The appellants, Dale and Elmira May, are neighbors of the appellee, John Brueshaber. The Mays filed this action to enjoin Brueshaber from constructing two chicken houses on his property. At the close of the trial on the Mays's request for a permanent injunction, the trial court directed a verdict in favor of Brueshaber. The trial court later awarded Brueshaber expenses of litigation and attorney fees on the ground that the Mays's action lacked substantial justification as defined by OCGA 9-15-14
. The Mays appeal from both orders. Because we conclude that a factual question remains as to whether the Mays are entitled to injunctive relief, we reverse the grant of the directed verdict and the award of attorney fees and expenses of litigation.
"Where the consequence of a nuisance about to be erected or commenced will be irreparable damage and such consequence is not merely possible but to a reasonable degree certain, an injunction may be issued to restrain the nuisance before it is completed." 1
As for when a business may constitute a nuisance, this Court has stated that
[a] thing that is lawful and proper in one locality may be a nuisance in another. In other words, a nuisance may consist merely of the right thing in the wrong place, regardless of
other circumstances. "If one do an act, of itself lawful, which, being done in a particular place, necessarily tends to the damage of another's property, it is a nuisance; for it is incumbent on him to find some other place to do that act where it will not be injurious or offensive . . . To constitute a nuisance, it is not necessary that the noxious trade or business should endanger the health of the neighborhood. It is sufficient if it produces that which is offensive to the senses, and which renders the enjoyment of life and property uncomfortable." 2
See also OCGA 41-1-1
In this case, the Mays presented evidence that the two chicken houses would each be 40 feet wide and 500 feet long; that each would house 30,000 chickens; that the chickens would consume 350,000 to 400,000 pounds of food every six weeks; that Brueshaber would have to construct a pit on his property to dispose of dead chickens; that one of the poultry houses would be within 250 feet of the Mays's home and 120 feet of their property; that Dale Mays had been near chicken houses similar to the ones that Brueshaber plans to build and that they had such an offensive odor that Brueshaber's houses would interfere with the use and enjoyment of the Mays's property.
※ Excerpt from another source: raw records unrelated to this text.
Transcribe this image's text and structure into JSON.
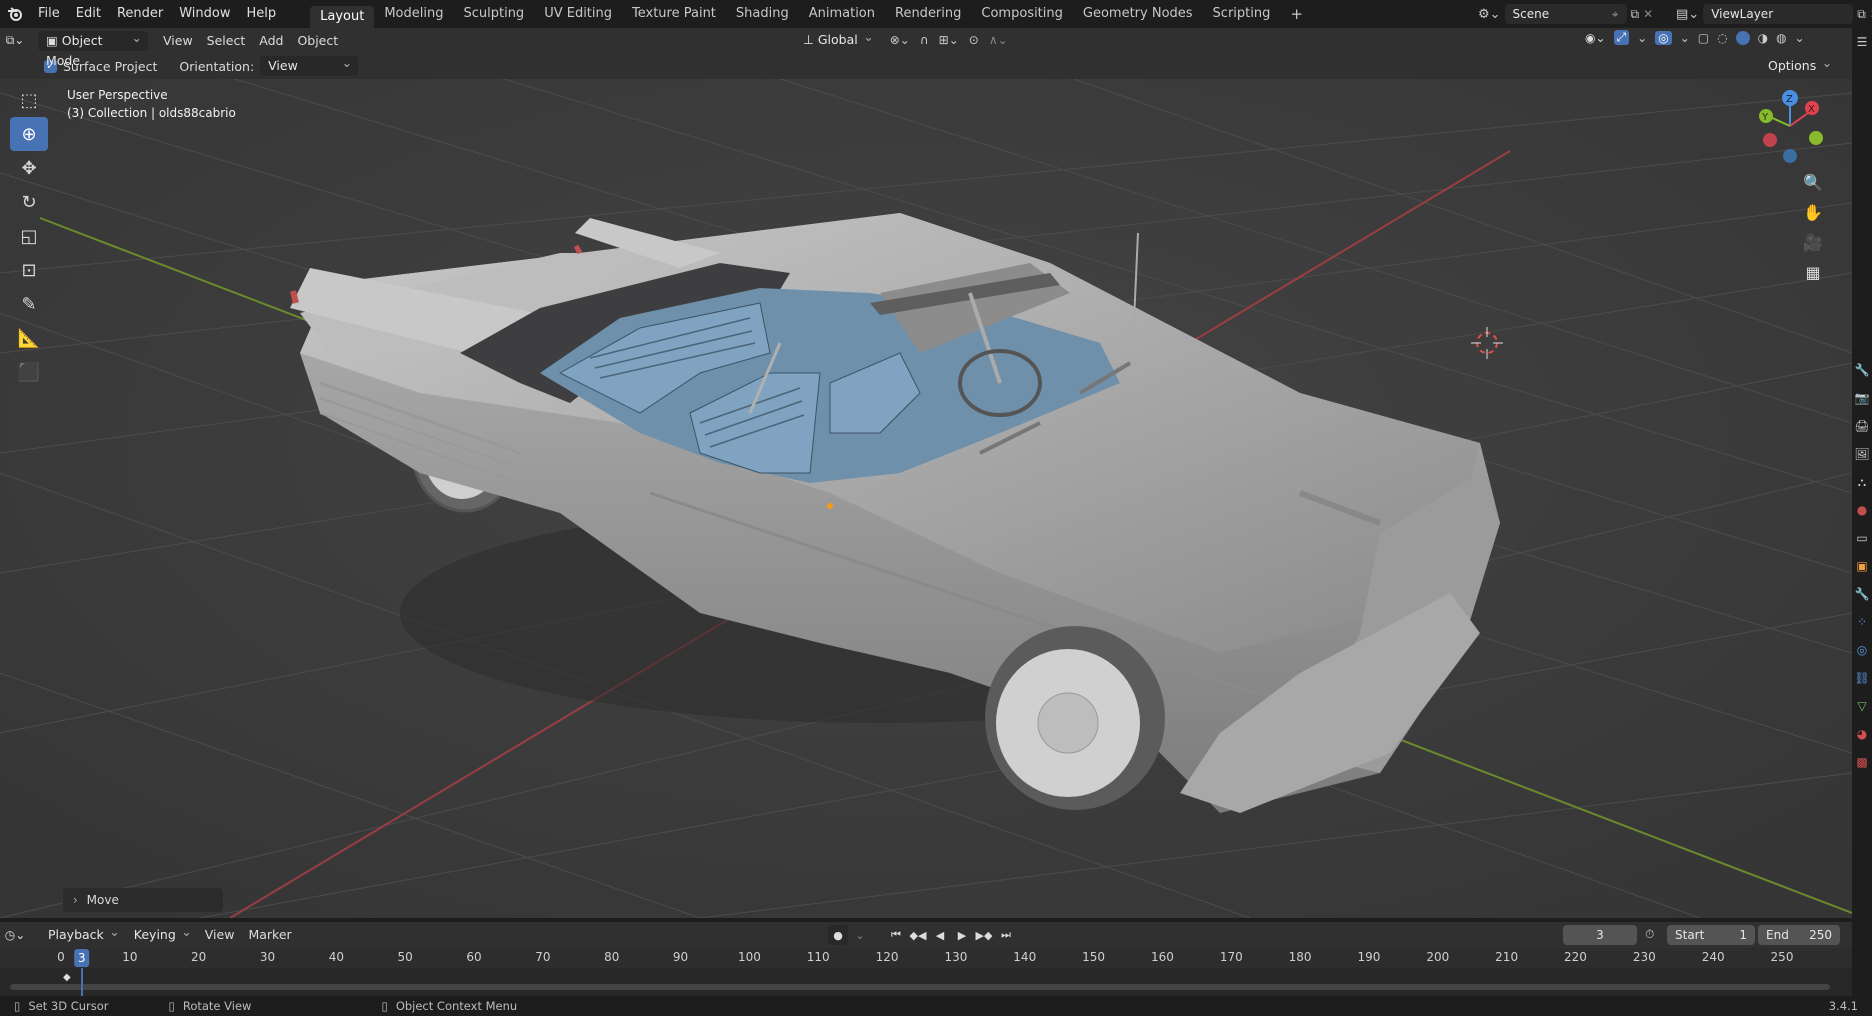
{
  "menubar": {
    "items": [
      "File",
      "Edit",
      "Render",
      "Window",
      "Help"
    ],
    "workspaces": [
      "Layout",
      "Modeling",
      "Sculpting",
      "UV Editing",
      "Texture Paint",
      "Shading",
      "Animation",
      "Rendering",
      "Compositing",
      "Geometry Nodes",
      "Scripting"
    ],
    "add_workspace": "+",
    "scene": "Scene",
    "view_layer": "ViewLayer"
  },
  "header": {
    "mode": "Object Mode",
    "menus": [
      "View",
      "Select",
      "Add",
      "Object"
    ],
    "transform_orientation": "Global",
    "options_label": "Options"
  },
  "tool_settings": {
    "surface_project_label": "Surface Project",
    "orientation_label": "Orientation:",
    "orientation_value": "View"
  },
  "viewport": {
    "perspective_label": "User Perspective",
    "collection_label": "(3) Collection | olds88cabrio",
    "last_operator": "Move",
    "gizmo_axes": [
      "X",
      "Y",
      "Z"
    ]
  },
  "timeline": {
    "menus": [
      "Playback",
      "Keying",
      "View",
      "Marker"
    ],
    "current_frame": "3",
    "start_label": "Start",
    "start_value": "1",
    "end_label": "End",
    "end_value": "250",
    "ticks": [
      "0",
      "10",
      "20",
      "30",
      "40",
      "50",
      "60",
      "70",
      "80",
      "90",
      "100",
      "110",
      "120",
      "130",
      "140",
      "150",
      "160",
      "170",
      "180",
      "190",
      "200",
      "210",
      "220",
      "230",
      "240",
      "250"
    ],
    "playhead": "3"
  },
  "statusbar": {
    "items": [
      "Set 3D Cursor",
      "Rotate View",
      "Object Context Menu"
    ],
    "version": "3.4.1"
  },
  "colors": {
    "accent": "#4772b3",
    "x_axis": "#e0434f",
    "y_axis": "#87ba2c",
    "z_axis": "#4a8ee0",
    "upholstery": "#7fa3c0"
  }
}
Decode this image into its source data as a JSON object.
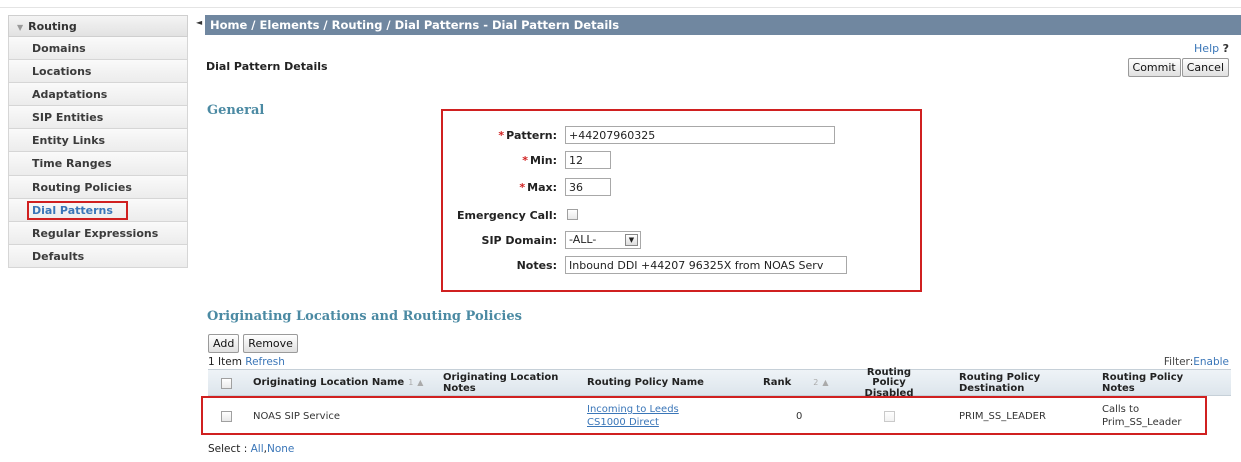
{
  "sidebar": {
    "header": "Routing",
    "items": [
      {
        "label": "Domains"
      },
      {
        "label": "Locations"
      },
      {
        "label": "Adaptations"
      },
      {
        "label": "SIP Entities"
      },
      {
        "label": "Entity Links"
      },
      {
        "label": "Time Ranges"
      },
      {
        "label": "Routing Policies"
      },
      {
        "label": "Dial Patterns"
      },
      {
        "label": "Regular Expressions"
      },
      {
        "label": "Defaults"
      }
    ]
  },
  "breadcrumb": "Home / Elements / Routing / Dial Patterns - Dial Pattern Details",
  "help": {
    "label": "Help",
    "mark": "?"
  },
  "page_title": "Dial Pattern Details",
  "buttons": {
    "commit": "Commit",
    "cancel": "Cancel",
    "add": "Add",
    "remove": "Remove"
  },
  "general": {
    "title": "General",
    "pattern_label": "Pattern:",
    "pattern_value": "+44207960325",
    "min_label": "Min:",
    "min_value": "12",
    "max_label": "Max:",
    "max_value": "36",
    "required_mark": "*",
    "emergency_label": "Emergency Call:",
    "sip_domain_label": "SIP Domain:",
    "sip_domain_value": "-ALL-",
    "notes_label": "Notes:",
    "notes_value": "Inbound DDI +44207 96325X from NOAS Serv"
  },
  "origin": {
    "title": "Originating Locations and Routing Policies",
    "items_count": "1 Item",
    "refresh": "Refresh",
    "filter_label": "Filter:",
    "filter_link": "Enable",
    "columns": {
      "location_name": "Originating Location Name",
      "location_name_sort": "1",
      "location_notes": "Originating Location Notes",
      "policy_name": "Routing Policy Name",
      "rank": "Rank",
      "rank_sort": "2",
      "disabled": "Routing Policy Disabled",
      "destination": "Routing Policy Destination",
      "policy_notes": "Routing Policy Notes"
    },
    "rows": [
      {
        "location_name": "NOAS SIP Service",
        "location_notes": "",
        "policy_name": "Incoming to Leeds CS1000 Direct",
        "rank": "0",
        "disabled": false,
        "destination": "PRIM_SS_LEADER",
        "notes": "Calls to Prim_SS_Leader"
      }
    ],
    "select_label": "Select :",
    "select_all": "All",
    "select_none": "None"
  },
  "colors": {
    "accent": "#3a76b8",
    "breadcrumb_bg": "#7087a0",
    "highlight": "#d02020",
    "section": "#4b8aa3"
  }
}
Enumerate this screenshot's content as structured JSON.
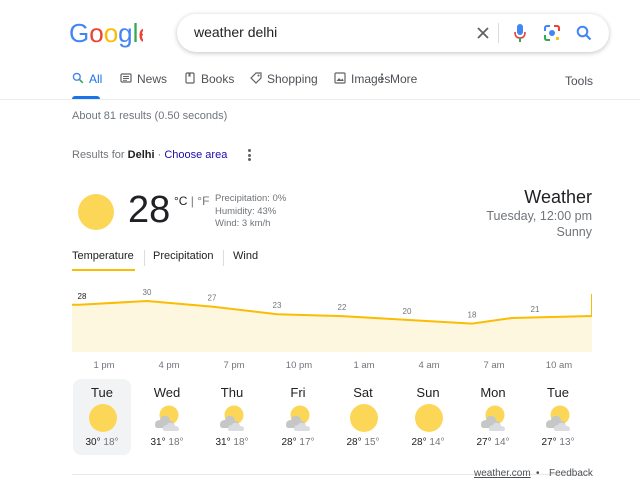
{
  "search": {
    "query": "weather delhi"
  },
  "tabs": [
    {
      "label": "All"
    },
    {
      "label": "News"
    },
    {
      "label": "Books"
    },
    {
      "label": "Shopping"
    },
    {
      "label": "Images"
    },
    {
      "label": "More"
    }
  ],
  "tools_label": "Tools",
  "result_stats": "About 81 results (0.50 seconds)",
  "results_for": {
    "prefix": "Results for ",
    "place": "Delhi",
    "separator": " · ",
    "choose": "Choose area"
  },
  "weather": {
    "temperature": "28",
    "unit_c": "°C",
    "unit_sep": " | ",
    "unit_f": "°F",
    "precipitation": "Precipitation: 0%",
    "humidity": "Humidity: 43%",
    "wind": "Wind: 3 km/h",
    "title": "Weather",
    "datetime": "Tuesday, 12:00 pm",
    "condition": "Sunny",
    "tabs": [
      "Temperature",
      "Precipitation",
      "Wind"
    ],
    "colors": {
      "sun": "#fcd757",
      "chart_line": "#fbbc04",
      "chart_fill": "#fef7e0"
    }
  },
  "chart_data": {
    "type": "area",
    "title": "",
    "xlabel": "",
    "ylabel": "",
    "categories": [
      "1 pm",
      "4 pm",
      "7 pm",
      "10 pm",
      "1 am",
      "4 am",
      "7 am",
      "10 am"
    ],
    "x": [
      "12 pm",
      "1 pm",
      "4 pm",
      "7 pm",
      "10 pm",
      "1 am",
      "4 am",
      "7 am",
      "10 am"
    ],
    "series": [
      {
        "values": [
          28,
          28,
          30,
          27,
          23,
          22,
          20,
          18,
          21
        ]
      }
    ],
    "labels": [
      "28",
      "30",
      "27",
      "23",
      "22",
      "20",
      "18",
      "21"
    ],
    "grid": false,
    "legend": "none"
  },
  "forecast": [
    {
      "day": "Tue",
      "icon": "sunny-icon",
      "high": "30°",
      "low": "18°"
    },
    {
      "day": "Wed",
      "icon": "partly-cloudy-icon",
      "high": "31°",
      "low": "18°"
    },
    {
      "day": "Thu",
      "icon": "partly-cloudy-icon",
      "high": "31°",
      "low": "18°"
    },
    {
      "day": "Fri",
      "icon": "partly-cloudy-icon",
      "high": "28°",
      "low": "17°"
    },
    {
      "day": "Sat",
      "icon": "sunny-icon",
      "high": "28°",
      "low": "15°"
    },
    {
      "day": "Sun",
      "icon": "sunny-icon",
      "high": "28°",
      "low": "14°"
    },
    {
      "day": "Mon",
      "icon": "partly-cloudy-icon",
      "high": "27°",
      "low": "14°"
    },
    {
      "day": "Tue",
      "icon": "partly-cloudy-icon",
      "high": "27°",
      "low": "13°"
    }
  ],
  "footer": {
    "source": "weather.com",
    "dot": "•",
    "feedback": "Feedback"
  }
}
We conclude that the Mays presented sufficient evidence to create an issue of fact concerning whether the operation of two poultry houses close to their home would, with reasonable certainty, constitute a nuisance causing them irreparable harm. 4
The trial court thus erred in directing a verdict for Brueshaber and in awarding him attorney fees.
R. Dale Perry, for appellants.